He has directed the CRUK-funded KCL-UCL Comprehensive Cancer Imaging Centre since 2008. The central mission is to deliver a coherent & translationally oriented Imaging-OMIC combination approach for clinical studies. Tissue and circulating exosome based omics have been combined successfully with the use of clinical imaging to individualise cancer treatment, especially in the context of human epidermal growth factor receptor (HER) targeted treatments. His team has recently shown in a Phase II head and neck anti-HER cancer therapy trial, that exosomal HER receptor measurements, which present a new way of following this receptor rewiring mechanism, can contribute significantly to the prediction of a favourable treatment response as measured by CT (RECIST) (ASCO. (2018), Journal of Clinical Oncology 36: Suppl 6043).
In addition, he leads the Tumour Immunology imaging project within the Breast Cancer Now Unit at KCL. He is also the Joint lead for the Cross-Disciplinary approaches enhancing biotherapeutics Theme of the newly formed UCL-Barts-King’s-Crick CRUK Major Centre/City of London Centre.

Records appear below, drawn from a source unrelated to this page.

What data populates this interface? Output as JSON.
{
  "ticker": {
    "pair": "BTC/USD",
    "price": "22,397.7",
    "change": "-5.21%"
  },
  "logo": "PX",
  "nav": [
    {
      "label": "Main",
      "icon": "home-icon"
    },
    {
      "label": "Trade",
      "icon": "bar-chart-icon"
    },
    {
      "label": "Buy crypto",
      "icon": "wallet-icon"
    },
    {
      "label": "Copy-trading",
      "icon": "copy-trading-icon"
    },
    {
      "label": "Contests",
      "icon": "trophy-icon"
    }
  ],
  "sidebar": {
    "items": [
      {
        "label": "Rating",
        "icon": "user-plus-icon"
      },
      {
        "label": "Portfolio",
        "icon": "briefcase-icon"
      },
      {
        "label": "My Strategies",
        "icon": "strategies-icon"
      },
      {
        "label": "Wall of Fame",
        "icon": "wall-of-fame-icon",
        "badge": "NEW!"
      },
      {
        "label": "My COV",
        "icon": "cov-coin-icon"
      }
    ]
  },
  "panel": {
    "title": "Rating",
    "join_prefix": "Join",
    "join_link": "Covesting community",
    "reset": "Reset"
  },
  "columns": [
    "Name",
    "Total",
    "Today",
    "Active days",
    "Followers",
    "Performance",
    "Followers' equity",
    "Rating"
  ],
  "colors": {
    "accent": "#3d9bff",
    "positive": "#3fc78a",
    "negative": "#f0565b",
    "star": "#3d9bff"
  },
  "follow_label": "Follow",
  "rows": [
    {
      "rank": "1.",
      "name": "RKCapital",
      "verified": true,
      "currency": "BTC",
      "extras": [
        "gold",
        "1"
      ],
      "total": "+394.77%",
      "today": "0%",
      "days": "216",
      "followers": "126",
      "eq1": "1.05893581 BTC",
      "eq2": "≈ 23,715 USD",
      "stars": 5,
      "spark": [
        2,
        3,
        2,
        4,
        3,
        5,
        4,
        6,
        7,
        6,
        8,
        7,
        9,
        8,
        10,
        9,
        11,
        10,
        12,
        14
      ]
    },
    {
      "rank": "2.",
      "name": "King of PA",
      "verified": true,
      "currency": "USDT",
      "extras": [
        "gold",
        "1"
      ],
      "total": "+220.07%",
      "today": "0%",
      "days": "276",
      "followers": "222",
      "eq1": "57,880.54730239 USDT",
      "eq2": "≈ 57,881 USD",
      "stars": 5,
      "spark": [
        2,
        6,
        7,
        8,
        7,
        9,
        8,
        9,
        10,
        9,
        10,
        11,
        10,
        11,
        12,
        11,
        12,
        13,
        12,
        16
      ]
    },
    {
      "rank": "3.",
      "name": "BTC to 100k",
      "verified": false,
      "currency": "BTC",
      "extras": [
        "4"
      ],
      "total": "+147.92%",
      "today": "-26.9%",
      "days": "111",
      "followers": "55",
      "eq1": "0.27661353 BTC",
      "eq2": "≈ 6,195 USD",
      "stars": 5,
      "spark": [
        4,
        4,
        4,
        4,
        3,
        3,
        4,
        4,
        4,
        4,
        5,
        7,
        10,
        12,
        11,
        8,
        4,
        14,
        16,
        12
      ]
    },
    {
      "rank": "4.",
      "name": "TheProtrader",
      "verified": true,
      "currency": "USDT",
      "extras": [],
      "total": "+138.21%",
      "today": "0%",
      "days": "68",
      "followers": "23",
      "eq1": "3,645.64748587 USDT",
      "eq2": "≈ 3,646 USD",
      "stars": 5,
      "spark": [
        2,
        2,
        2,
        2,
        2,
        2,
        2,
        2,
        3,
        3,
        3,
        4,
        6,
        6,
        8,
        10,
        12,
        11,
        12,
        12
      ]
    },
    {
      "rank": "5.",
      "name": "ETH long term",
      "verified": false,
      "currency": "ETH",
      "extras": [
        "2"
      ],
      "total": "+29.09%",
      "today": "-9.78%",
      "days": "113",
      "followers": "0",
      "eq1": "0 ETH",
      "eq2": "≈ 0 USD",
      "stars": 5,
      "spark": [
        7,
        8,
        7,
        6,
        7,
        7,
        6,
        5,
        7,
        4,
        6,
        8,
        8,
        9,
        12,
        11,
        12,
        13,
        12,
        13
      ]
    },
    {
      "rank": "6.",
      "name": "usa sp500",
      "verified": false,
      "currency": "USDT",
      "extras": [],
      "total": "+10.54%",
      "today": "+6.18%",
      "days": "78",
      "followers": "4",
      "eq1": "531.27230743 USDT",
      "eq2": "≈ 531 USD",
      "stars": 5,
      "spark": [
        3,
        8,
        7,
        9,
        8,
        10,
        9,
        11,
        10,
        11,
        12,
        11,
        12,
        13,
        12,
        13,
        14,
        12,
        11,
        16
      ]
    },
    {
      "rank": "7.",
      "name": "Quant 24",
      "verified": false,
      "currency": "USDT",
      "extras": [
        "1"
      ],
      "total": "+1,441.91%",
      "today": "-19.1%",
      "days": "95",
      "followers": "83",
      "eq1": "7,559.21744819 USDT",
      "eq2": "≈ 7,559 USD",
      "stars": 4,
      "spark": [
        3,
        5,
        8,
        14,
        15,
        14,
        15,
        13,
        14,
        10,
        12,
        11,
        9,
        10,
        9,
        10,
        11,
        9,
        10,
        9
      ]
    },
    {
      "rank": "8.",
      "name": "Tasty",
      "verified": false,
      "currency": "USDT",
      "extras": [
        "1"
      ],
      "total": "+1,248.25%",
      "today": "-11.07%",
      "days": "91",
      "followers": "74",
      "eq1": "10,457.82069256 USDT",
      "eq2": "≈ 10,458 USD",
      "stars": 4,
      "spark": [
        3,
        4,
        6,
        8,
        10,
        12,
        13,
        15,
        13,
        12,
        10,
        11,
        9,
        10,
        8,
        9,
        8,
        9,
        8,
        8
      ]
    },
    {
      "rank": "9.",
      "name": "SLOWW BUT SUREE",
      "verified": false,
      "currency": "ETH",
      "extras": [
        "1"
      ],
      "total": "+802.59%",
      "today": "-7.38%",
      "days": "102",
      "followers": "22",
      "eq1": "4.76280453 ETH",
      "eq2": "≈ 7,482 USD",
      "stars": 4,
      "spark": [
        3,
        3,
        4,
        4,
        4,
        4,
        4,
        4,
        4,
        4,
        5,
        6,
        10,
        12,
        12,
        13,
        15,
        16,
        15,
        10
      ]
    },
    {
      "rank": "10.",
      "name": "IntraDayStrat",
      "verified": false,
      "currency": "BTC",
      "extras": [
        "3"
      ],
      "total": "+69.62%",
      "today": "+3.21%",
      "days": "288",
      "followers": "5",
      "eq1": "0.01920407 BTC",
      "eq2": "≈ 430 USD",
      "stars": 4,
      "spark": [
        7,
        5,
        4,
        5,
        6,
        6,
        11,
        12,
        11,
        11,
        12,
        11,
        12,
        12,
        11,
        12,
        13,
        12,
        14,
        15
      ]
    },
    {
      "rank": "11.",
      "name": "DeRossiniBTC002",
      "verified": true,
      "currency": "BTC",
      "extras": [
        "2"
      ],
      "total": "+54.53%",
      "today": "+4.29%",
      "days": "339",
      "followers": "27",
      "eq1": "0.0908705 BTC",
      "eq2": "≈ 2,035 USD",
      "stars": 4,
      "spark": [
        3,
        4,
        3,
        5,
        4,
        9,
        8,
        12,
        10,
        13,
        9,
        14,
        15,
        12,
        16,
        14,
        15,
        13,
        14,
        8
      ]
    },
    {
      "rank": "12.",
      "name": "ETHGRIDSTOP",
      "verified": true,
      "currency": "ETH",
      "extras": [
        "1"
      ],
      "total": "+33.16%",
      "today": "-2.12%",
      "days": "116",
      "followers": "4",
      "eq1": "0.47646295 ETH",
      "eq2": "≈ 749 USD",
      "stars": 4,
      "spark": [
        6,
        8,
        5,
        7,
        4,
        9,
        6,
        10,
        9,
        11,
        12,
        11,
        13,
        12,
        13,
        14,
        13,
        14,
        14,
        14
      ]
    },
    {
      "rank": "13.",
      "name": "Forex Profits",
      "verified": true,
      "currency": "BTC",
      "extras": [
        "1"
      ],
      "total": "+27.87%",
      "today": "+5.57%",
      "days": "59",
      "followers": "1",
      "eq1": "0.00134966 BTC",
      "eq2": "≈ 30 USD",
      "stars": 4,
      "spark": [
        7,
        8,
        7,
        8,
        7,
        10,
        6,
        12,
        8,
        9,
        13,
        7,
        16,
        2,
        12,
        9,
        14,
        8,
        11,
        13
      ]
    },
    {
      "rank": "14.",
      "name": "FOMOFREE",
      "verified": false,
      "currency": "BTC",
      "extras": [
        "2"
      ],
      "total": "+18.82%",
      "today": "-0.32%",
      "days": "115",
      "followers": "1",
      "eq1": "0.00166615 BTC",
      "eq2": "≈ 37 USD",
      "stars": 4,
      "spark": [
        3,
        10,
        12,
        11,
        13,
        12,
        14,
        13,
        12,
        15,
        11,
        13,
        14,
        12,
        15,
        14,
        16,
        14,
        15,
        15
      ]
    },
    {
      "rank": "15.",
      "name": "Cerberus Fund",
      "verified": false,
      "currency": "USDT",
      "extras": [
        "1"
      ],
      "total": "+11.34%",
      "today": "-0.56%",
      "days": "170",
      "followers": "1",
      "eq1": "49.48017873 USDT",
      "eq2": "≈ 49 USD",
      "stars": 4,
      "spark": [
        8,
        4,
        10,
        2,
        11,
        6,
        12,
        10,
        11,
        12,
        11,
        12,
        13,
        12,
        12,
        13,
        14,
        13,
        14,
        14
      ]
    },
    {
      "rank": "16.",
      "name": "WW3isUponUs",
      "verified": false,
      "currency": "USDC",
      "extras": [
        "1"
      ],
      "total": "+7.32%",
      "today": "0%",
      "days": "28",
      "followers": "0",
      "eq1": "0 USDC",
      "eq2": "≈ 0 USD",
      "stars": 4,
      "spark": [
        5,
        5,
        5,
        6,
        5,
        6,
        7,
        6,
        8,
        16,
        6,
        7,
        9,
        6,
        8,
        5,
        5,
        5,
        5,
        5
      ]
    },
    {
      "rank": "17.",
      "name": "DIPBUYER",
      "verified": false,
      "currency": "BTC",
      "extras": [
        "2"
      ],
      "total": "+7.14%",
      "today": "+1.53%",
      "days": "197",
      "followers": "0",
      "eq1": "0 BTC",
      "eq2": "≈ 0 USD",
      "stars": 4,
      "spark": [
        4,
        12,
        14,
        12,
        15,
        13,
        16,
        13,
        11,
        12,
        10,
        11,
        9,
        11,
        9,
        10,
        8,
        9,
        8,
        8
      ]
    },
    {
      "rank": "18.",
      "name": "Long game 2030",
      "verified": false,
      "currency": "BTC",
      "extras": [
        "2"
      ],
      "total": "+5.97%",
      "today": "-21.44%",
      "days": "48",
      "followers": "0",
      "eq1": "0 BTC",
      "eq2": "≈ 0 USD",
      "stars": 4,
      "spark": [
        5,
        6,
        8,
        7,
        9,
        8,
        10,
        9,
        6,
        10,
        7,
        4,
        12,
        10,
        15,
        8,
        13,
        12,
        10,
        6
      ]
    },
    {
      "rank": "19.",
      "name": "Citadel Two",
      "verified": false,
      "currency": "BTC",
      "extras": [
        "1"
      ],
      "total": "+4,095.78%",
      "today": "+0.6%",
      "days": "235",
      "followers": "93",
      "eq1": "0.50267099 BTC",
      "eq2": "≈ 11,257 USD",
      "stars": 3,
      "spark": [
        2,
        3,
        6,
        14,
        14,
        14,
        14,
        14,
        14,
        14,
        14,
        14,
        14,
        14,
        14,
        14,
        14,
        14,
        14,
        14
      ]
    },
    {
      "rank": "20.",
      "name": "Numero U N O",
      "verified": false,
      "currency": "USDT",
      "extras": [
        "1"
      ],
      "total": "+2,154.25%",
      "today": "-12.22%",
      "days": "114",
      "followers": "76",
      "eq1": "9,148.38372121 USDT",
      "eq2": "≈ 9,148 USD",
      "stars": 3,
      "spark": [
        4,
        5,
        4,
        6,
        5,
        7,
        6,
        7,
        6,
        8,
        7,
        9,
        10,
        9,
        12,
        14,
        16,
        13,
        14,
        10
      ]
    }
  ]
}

His team demonstrated in breast and lung cancers that exosomal PD-L1 is part of a tightly regulated immune surveillance mechanism linking exosomal measurements in the blood to direct cell-cell immunosuppressive interactions (Cell reports. 2018;24:630-641).
For his multidisciplinary research contribution in cancer he was elected to the Academy of Medical Sciences as a Fellow (FMedSci). in 2013 and was elected as a Fellow of the European Academy of Cancer Sciences in 2017.